What to produce.
Which lines of the listing hold the string "icon"? Copy those lines.

Data to process.
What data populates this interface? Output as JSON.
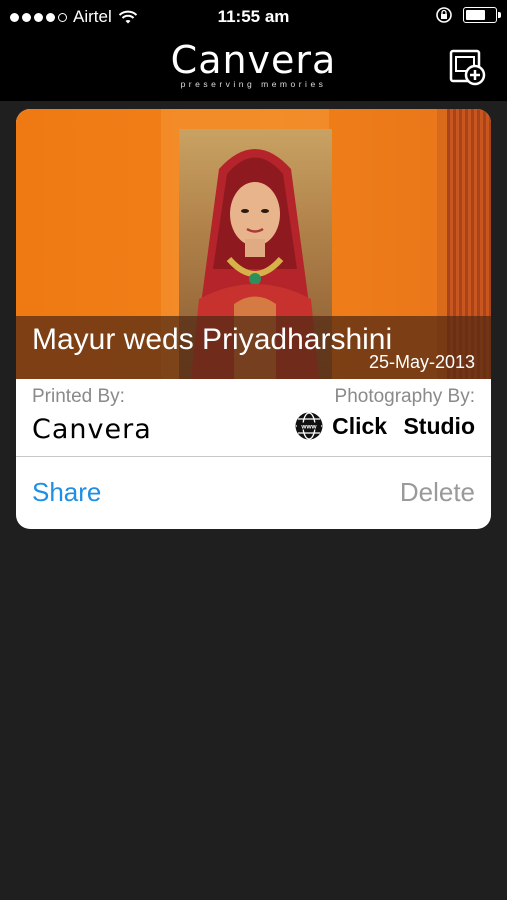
{
  "status_bar": {
    "carrier": "Airtel",
    "time": "11:55 am"
  },
  "header": {
    "logo_text": "Canvera",
    "logo_tagline": "preserving memories"
  },
  "album": {
    "title": "Mayur weds Priyadharshini",
    "date": "25-May-2013",
    "printed_by_label": "Printed By:",
    "printed_by": "Canvera",
    "photography_by_label": "Photography By:",
    "studio": "Click Studio"
  },
  "actions": {
    "share_label": "Share",
    "delete_label": "Delete"
  },
  "colors": {
    "accent": "#1e8fe4",
    "cover_orange": "#ef7a14"
  }
}
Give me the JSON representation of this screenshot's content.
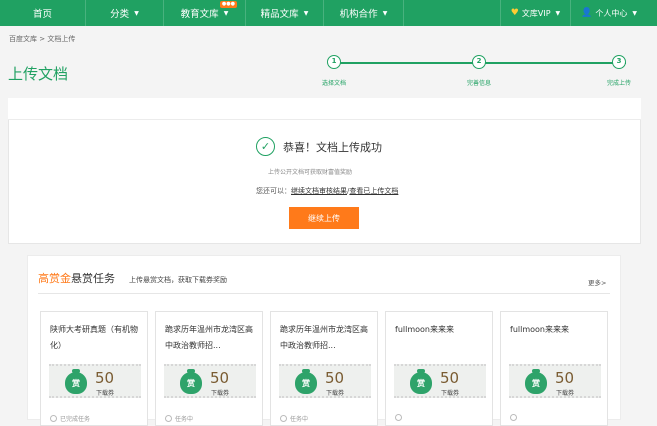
{
  "nav": {
    "items": [
      {
        "label": "首页",
        "caret": false,
        "hot": false
      },
      {
        "label": "分类",
        "caret": true,
        "hot": false
      },
      {
        "label": "教育文库",
        "caret": true,
        "hot": true
      },
      {
        "label": "精品文库",
        "caret": true,
        "hot": false
      },
      {
        "label": "机构合作",
        "caret": true,
        "hot": false
      }
    ],
    "vip": "文库VIP",
    "user": "个人中心"
  },
  "breadcrumb": "百度文库 > 文档上传",
  "page_title": "上传文档",
  "steps": [
    {
      "num": "1",
      "label": "选择文档"
    },
    {
      "num": "2",
      "label": "完善信息"
    },
    {
      "num": "3",
      "label": "完成上传"
    }
  ],
  "success": {
    "title": "恭喜！文档上传成功",
    "subtitle": "上传公开文档可获取财富值奖励",
    "also_prefix": "您还可以：",
    "link_review": "继续文档审核结果",
    "separator": "/",
    "link_uploaded": "查看已上传文档",
    "continue_label": "继续上传"
  },
  "reward": {
    "title_orange": "高赏金",
    "title_dark": "悬赏任务",
    "desc": "上传悬赏文档，获取下载券奖励",
    "more": "更多>",
    "tasks": [
      {
        "title": "陕师大考研真题（有机物化）",
        "amount": "50",
        "unit": "下载券",
        "foot": "已完成任务"
      },
      {
        "title": "跪求历年温州市龙湾区高中政治教师招...",
        "amount": "50",
        "unit": "下载券",
        "foot": "任务中"
      },
      {
        "title": "跪求历年温州市龙湾区高中政治教师招...",
        "amount": "50",
        "unit": "下载券",
        "foot": "任务中"
      },
      {
        "title": "fullmoon来来来",
        "amount": "50",
        "unit": "下载券",
        "foot": ""
      },
      {
        "title": "fullmoon来来来",
        "amount": "50",
        "unit": "下载券",
        "foot": ""
      }
    ]
  }
}
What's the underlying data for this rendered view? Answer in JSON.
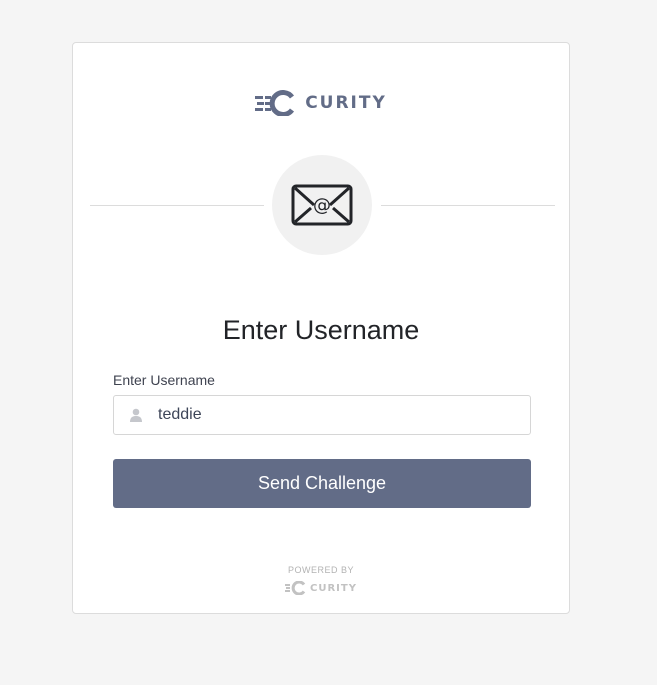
{
  "brand": {
    "name": "CURITY",
    "color": "#626c87"
  },
  "authenticator": {
    "icon": "email-at-icon"
  },
  "form": {
    "heading": "Enter Username",
    "username_label": "Enter Username",
    "username_value": "teddie",
    "user_icon": "user-icon",
    "submit_label": "Send Challenge"
  },
  "footer": {
    "powered_by": "POWERED BY",
    "brand": "CURITY"
  }
}
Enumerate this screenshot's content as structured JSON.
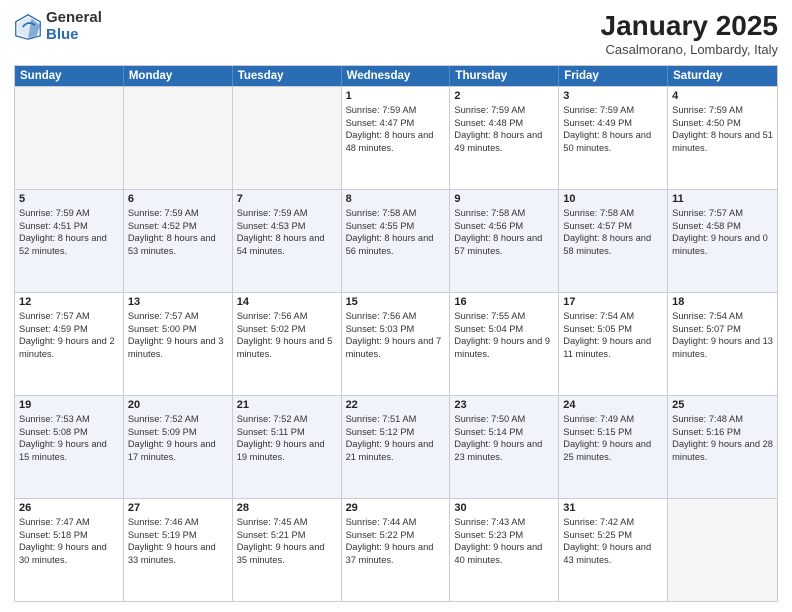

Exercise result.
    "icon": "email-at-icon"
    "user_icon": "user-icon",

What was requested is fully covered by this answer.